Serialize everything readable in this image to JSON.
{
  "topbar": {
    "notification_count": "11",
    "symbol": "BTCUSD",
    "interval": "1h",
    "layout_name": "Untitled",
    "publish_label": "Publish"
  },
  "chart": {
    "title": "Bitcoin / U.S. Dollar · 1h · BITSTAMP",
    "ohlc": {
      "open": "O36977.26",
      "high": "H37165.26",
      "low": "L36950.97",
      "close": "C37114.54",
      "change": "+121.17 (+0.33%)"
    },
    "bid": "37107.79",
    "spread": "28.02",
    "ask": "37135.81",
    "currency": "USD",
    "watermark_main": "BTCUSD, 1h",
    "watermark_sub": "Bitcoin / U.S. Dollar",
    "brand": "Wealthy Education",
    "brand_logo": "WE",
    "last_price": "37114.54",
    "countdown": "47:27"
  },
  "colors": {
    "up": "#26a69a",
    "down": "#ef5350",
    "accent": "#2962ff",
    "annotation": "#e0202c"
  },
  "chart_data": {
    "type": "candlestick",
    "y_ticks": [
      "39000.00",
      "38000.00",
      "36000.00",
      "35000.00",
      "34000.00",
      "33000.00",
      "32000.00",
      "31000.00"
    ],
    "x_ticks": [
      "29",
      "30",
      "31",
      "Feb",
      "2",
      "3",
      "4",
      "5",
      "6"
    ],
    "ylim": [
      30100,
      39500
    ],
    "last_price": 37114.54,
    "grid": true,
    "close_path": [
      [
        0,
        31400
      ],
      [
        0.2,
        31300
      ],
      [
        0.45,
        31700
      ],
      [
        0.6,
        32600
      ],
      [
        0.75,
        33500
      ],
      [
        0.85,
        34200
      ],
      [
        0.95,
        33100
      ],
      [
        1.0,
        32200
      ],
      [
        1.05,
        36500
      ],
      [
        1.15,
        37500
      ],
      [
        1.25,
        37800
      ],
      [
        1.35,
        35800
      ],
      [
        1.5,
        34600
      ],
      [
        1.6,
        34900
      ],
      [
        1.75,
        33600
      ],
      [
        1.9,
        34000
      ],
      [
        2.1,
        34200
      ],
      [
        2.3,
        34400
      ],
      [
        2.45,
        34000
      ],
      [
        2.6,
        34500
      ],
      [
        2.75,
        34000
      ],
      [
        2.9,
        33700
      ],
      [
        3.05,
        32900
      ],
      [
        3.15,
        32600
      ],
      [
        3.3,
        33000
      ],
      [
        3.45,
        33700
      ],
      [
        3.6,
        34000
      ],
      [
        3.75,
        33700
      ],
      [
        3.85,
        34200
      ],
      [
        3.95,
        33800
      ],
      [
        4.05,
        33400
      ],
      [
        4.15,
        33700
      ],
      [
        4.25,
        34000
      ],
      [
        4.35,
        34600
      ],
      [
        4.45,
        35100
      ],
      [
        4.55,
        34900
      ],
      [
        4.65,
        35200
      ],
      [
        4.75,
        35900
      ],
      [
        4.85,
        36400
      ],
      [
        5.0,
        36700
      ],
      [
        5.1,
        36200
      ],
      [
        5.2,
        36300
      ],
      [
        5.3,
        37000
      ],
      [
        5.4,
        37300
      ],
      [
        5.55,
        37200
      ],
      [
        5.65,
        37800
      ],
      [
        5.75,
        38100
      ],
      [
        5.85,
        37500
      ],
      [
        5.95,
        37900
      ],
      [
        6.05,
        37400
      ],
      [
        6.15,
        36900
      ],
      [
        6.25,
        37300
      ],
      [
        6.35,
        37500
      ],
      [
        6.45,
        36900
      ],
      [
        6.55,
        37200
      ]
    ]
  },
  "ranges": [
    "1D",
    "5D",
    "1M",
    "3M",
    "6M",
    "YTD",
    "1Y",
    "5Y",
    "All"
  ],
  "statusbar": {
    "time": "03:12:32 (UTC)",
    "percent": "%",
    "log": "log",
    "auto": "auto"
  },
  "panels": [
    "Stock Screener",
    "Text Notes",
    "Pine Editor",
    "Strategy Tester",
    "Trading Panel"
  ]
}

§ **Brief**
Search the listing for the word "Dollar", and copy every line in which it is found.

§ **Output for this exercise**
    "title": "Bitcoin / U.S. Dollar · 1h · BITSTAMP",
    "watermark_sub": "Bitcoin / U.S. Dollar",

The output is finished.